Liberty Intercept Blog
By now you may have sensed the recurring theme of our recent posts, that of enthusiasm. This guest post by returning guest blogger Albert Greenhut, of EMI, hits the nail right on the head. Credit Albert for the photo of our enthusiastic sales team, at left.
Going from the high energy, high activity, and steady thump, thump, thump of the bag making machines to the muted skepticism and hushed conversations at the start of a sales meeting was a study in contrasts. The bag machines kept that steady beat going, no interruptions, no thoughts of anything but doing the job, making the bags, getting it done. The sales meeting, by contrast, was designed to see if that same dedication to getting the job done could be transferred to people, instead of transfer of film through the dancer rolls, the goal was training and a transfer of enthusiasm to the people. Joe Spitz and John Murphy both verbalized that at the beginning of the Liberty distributor training session: sales is the transfer of enthusiasm.
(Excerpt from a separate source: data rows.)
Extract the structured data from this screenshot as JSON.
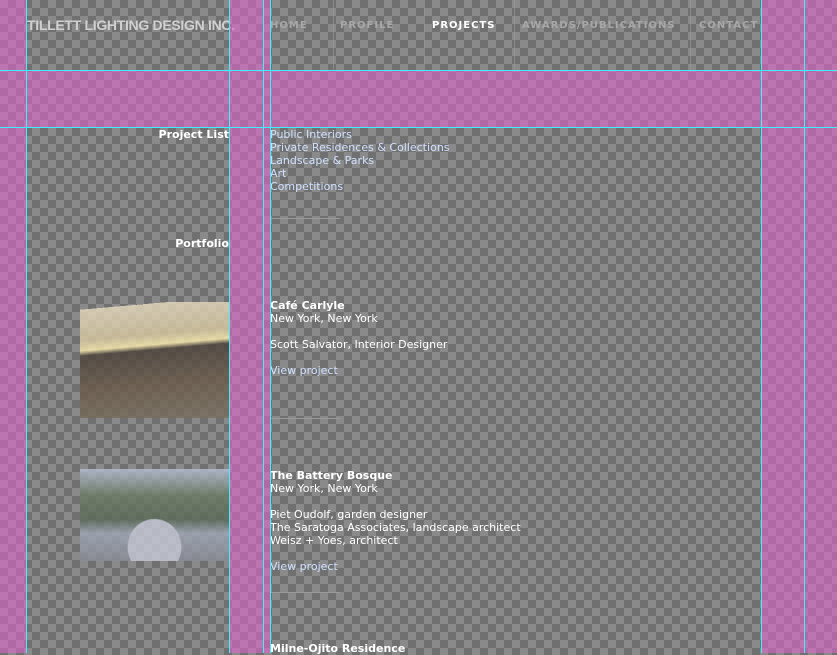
{
  "header": {
    "logo": "TILLETT LIGHTING DESIGN INC.",
    "nav": [
      {
        "label": "HOME",
        "active": false
      },
      {
        "label": "PROFILE",
        "active": false
      },
      {
        "label": "PROJECTS",
        "active": true
      },
      {
        "label": "AWARDS/PUBLICATIONS",
        "active": false
      },
      {
        "label": "CONTACT",
        "active": false
      }
    ]
  },
  "sidebar": {
    "project_list_label": "Project List",
    "portfolio_label": "Portfolio"
  },
  "project_list": [
    "Public Interiors",
    "Private Residences & Collections",
    "Landscape & Parks",
    "Art",
    "Competitions"
  ],
  "projects": [
    {
      "title": "Café Carlyle",
      "location": "New York, New York",
      "credits": [
        "Scott Salvator, Interior Designer"
      ],
      "link": "View project"
    },
    {
      "title": "The Battery Bosque",
      "location": "New York, New York",
      "credits": [
        "Piet Oudolf, garden designer",
        "The Saratoga Associates, landscape architect",
        "Weisz + Yoes, architect"
      ],
      "link": "View project"
    },
    {
      "title": "Milne-Ojito Residence"
    }
  ],
  "colors": {
    "guide_column": "#e664d2",
    "guide_line": "#3ef0ff",
    "link": "#cfe0ff"
  }
}
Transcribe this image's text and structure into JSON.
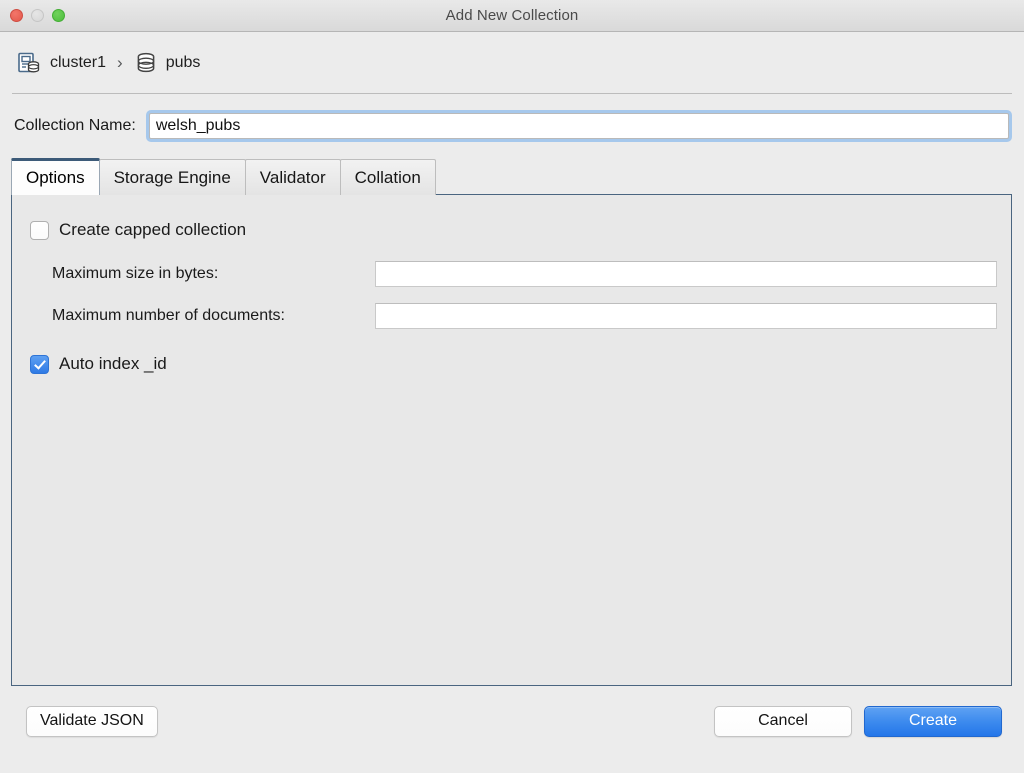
{
  "window": {
    "title": "Add New Collection",
    "controls": [
      {
        "name": "close",
        "color": "#e2584b"
      },
      {
        "name": "minimize",
        "color": "#d6d6d6"
      },
      {
        "name": "zoom",
        "color": "#4cbd3c"
      }
    ]
  },
  "breadcrumb": {
    "cluster_icon": "server-icon",
    "cluster": "cluster1",
    "separator": "›",
    "database_icon": "database-icon",
    "database": "pubs"
  },
  "collection_name": {
    "label": "Collection Name:",
    "value": "welsh_pubs",
    "placeholder": ""
  },
  "tabs": [
    {
      "label": "Options",
      "active": true
    },
    {
      "label": "Storage Engine",
      "active": false
    },
    {
      "label": "Validator",
      "active": false
    },
    {
      "label": "Collation",
      "active": false
    }
  ],
  "options": {
    "capped": {
      "label": "Create capped collection",
      "checked": false
    },
    "max_size": {
      "label": "Maximum size in bytes:",
      "value": "",
      "placeholder": ""
    },
    "max_docs": {
      "label": "Maximum number of documents:",
      "value": "",
      "placeholder": ""
    },
    "auto_index": {
      "label": "Auto index _id",
      "checked": true
    }
  },
  "footer": {
    "validate_label": "Validate JSON",
    "cancel_label": "Cancel",
    "create_label": "Create"
  },
  "colors": {
    "accent": "#2476e9",
    "panel_border": "#4a6580",
    "focus_ring": "#a6c8ec",
    "window_bg": "#ececec"
  }
}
Posted by Joe Spitz on Dec 21, 2011 9:40:00 AM
I was watching my beloved Patriots last Sunday and, at the risk of alienating football fans dedicated to other teams, I am continually impressed by Coach Bill Belichick’s methodology. Strange as it may seem, his methods are personal for me because of the barrier packaging we represent. Belichick’s personnel system flies in the face of what is conventional today and this approach is similar to our Intercept Technology barrier packaging. Let me explain.
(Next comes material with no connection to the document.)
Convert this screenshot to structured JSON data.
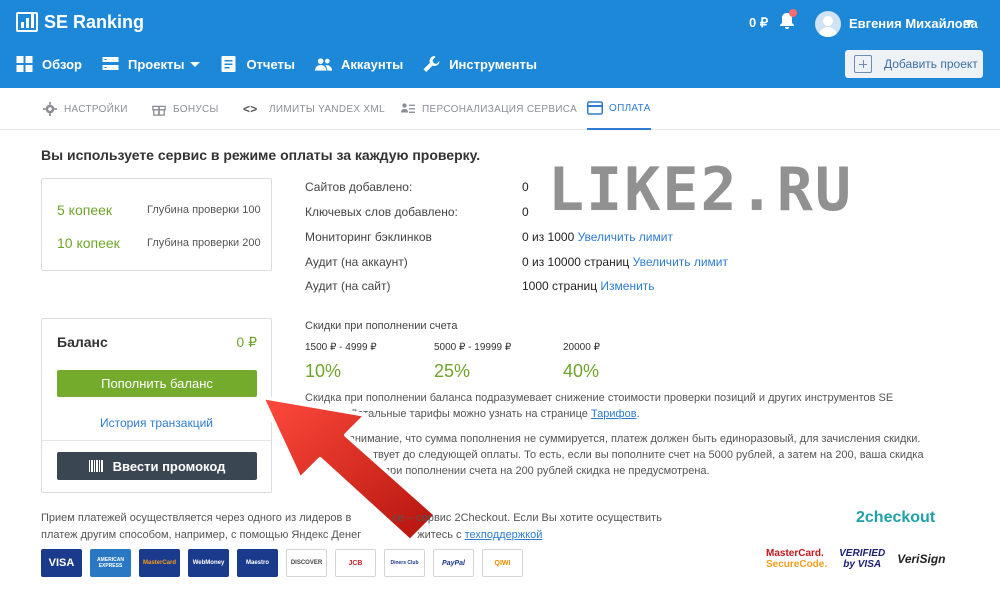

Most people appreciate a well-tested recipe. For that reason, I'm happy to share the recipe depicted at left, which was submitted to Southern Living Magazine by a Texan named Kathryn Watkins in 1984, and tested to be delectable by me and my dinner guests many times over. It would be a rich and delicious addition to your Thanksgiving (or regular day) table.
We think the invention of the Intercept Technology packaging product line makes for a pretty nifty story. Like so many inventions, Intercept packaging materials came from a project that was started to solve a problem otherwise unrelated to its current use, which is to eliminate the challenges of rust, corrosion, and ESD on metals and electronics.
Posted by Joe Spitz on Oct 6, 2011 11:06:00 AM
Intercept Technology™ barrier packaging has found many markets internationally, particularly in Europe. Bell Labs invented Intercept heavy duty barrier bags and films to help them solve problems with corrosion on the printed wire boards (PWB) metals. In the late 1980s, AT&T manufacturing, which later became Lucent and is now Alcatel-Lucent protected their PWB in Static Intercept barrier packaging which also has the properties of perfect static dissipation protection (ESD - electro-static discharge).
Posted by Joe Spitz on Oct 3, 2011 4:59:00 PM
When looking at all the Intercept Technology barrier packaging photos across the web, (there are many) as well as on the Liberty Packaging web site, surely it can be a bit confusing. Why are there dark-colored Intercept films, copper-colored Intercept film, and white-colored Intercept films? How can small, sensitive items and such large items as helicopters and drilling rigs be protected with the same material? One might ask “how can our important products be protected by the same packaging as other products that don’t even look like ours?”
First Lady Eleanor Roosevelt wrote in her book "This is America" of Main Street in Hingham, Massachusetts, “This is the most beautiful main street in America.” Historical Hingham was settled in 1633 and as I was driving one of its first roads recently, I realized it would be hard to disagree with her assessment. Big, beautiful, well-manicured homes are recessed from the street; stone walls built by craftsman mold into the contours of the land; old-growth trees shade the neighborhood.
Posted by Elaine Spitz on Jun 14, 2011 4:12:00 AM
Manufacturers looking to contain costs often consider outdoor storage for unused items: large machinery and vehicles are often stored outdoors so precious warehouse space can be reserved for other items. With the right packaging, outdoor storage is the perfect cost-saving solution for many companies.
We spent three days on the trade show floor at EASTEC 2011 last week and had a blast. EASTEC is hosted by the Society of Manufacturing Engineers, and is the largest manufacturing trade show on the East Coast. It was the most fun I've ever had at an event like this. Our philosophy on trade shows is that attendees are there to learn about new products, machinery, techniques, and procedures. We, as an exhibitor, are there to ask questions of those who may have challenges with corrosion or ESD and want a new oil-free and environmentally safe solution with packaging.